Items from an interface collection
-------
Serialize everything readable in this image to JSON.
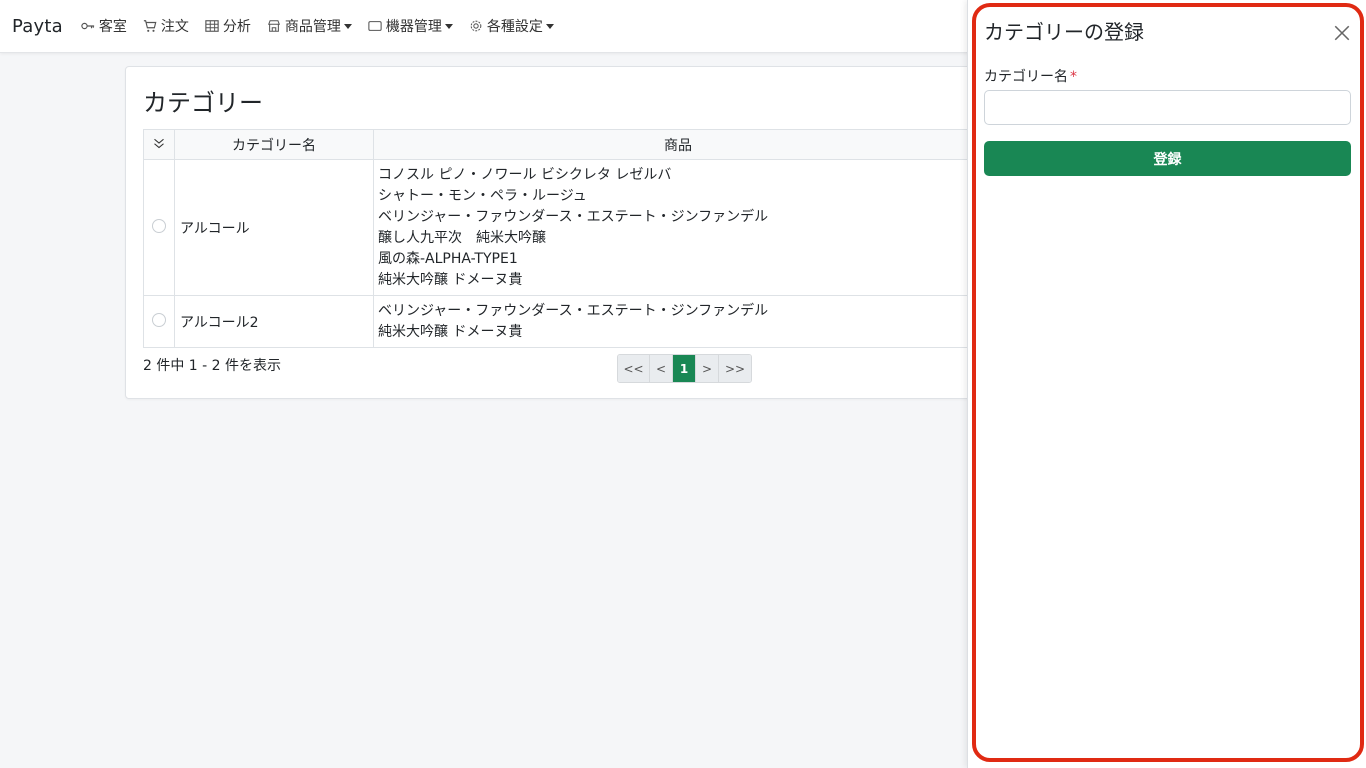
{
  "navbar": {
    "brand": "Payta",
    "items": [
      {
        "label": "客室",
        "icon": "key-icon",
        "dropdown": false
      },
      {
        "label": "注文",
        "icon": "cart-icon",
        "dropdown": false
      },
      {
        "label": "分析",
        "icon": "table-icon",
        "dropdown": false
      },
      {
        "label": "商品管理",
        "icon": "shop-icon",
        "dropdown": true
      },
      {
        "label": "機器管理",
        "icon": "tablet-icon",
        "dropdown": true
      },
      {
        "label": "各種設定",
        "icon": "gear-icon",
        "dropdown": true
      }
    ]
  },
  "card": {
    "title": "カテゴリー",
    "table": {
      "headers": [
        "",
        "カテゴリー名",
        "商品"
      ],
      "rows": [
        {
          "name": "アルコール",
          "products": [
            "コノスル ピノ・ノワール ビシクレタ レゼルバ",
            "シャトー・モン・ペラ・ルージュ",
            "ベリンジャー・ファウンダース・エステート・ジンファンデル",
            "醸し人九平次　純米大吟醸",
            "風の森-ALPHA-TYPE1",
            "純米大吟醸 ドメーヌ貴"
          ]
        },
        {
          "name": "アルコール2",
          "products": [
            "ベリンジャー・ファウンダース・エステート・ジンファンデル",
            "純米大吟醸 ドメーヌ貴"
          ]
        }
      ]
    },
    "count_text": "2 件中 1 - 2 件を表示",
    "pagination": {
      "first": "<<",
      "prev": "<",
      "current": "1",
      "next": ">",
      "last": ">>"
    }
  },
  "offcanvas": {
    "title": "カテゴリーの登録",
    "field_label": "カテゴリー名",
    "required_mark": "*",
    "input_value": "",
    "submit_label": "登録"
  },
  "colors": {
    "accent": "#198754",
    "highlight": "#e02a13",
    "required": "#dc3545"
  }
}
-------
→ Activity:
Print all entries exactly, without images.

→ Task result:
Serialize everything readable in this image to JSON.
{
  "navbar": {
    "brand": "Payta",
    "items": [
      {
        "label": "客室",
        "icon": "key-icon",
        "dropdown": false
      },
      {
        "label": "注文",
        "icon": "cart-icon",
        "dropdown": false
      },
      {
        "label": "分析",
        "icon": "table-icon",
        "dropdown": false
      },
      {
        "label": "商品管理",
        "icon": "shop-icon",
        "dropdown": true
      },
      {
        "label": "機器管理",
        "icon": "tablet-icon",
        "dropdown": true
      },
      {
        "label": "各種設定",
        "icon": "gear-icon",
        "dropdown": true
      }
    ]
  },
  "card": {
    "title": "カテゴリー",
    "table": {
      "headers": [
        "",
        "カテゴリー名",
        "商品"
      ],
      "rows": [
        {
          "name": "アルコール",
          "products": [
            "コノスル ピノ・ノワール ビシクレタ レゼルバ",
            "シャトー・モン・ペラ・ルージュ",
            "ベリンジャー・ファウンダース・エステート・ジンファンデル",
            "醸し人九平次　純米大吟醸",
            "風の森-ALPHA-TYPE1",
            "純米大吟醸 ドメーヌ貴"
          ]
        },
        {
          "name": "アルコール2",
          "products": [
            "ベリンジャー・ファウンダース・エステート・ジンファンデル",
            "純米大吟醸 ドメーヌ貴"
          ]
        }
      ]
    },
    "count_text": "2 件中 1 - 2 件を表示",
    "pagination": {
      "first": "<<",
      "prev": "<",
      "current": "1",
      "next": ">",
      "last": ">>"
    }
  },
  "offcanvas": {
    "title": "カテゴリーの登録",
    "field_label": "カテゴリー名",
    "required_mark": "*",
    "input_value": "",
    "submit_label": "登録"
  },
  "colors": {
    "accent": "#198754",
    "highlight": "#e02a13",
    "required": "#dc3545"
  }
}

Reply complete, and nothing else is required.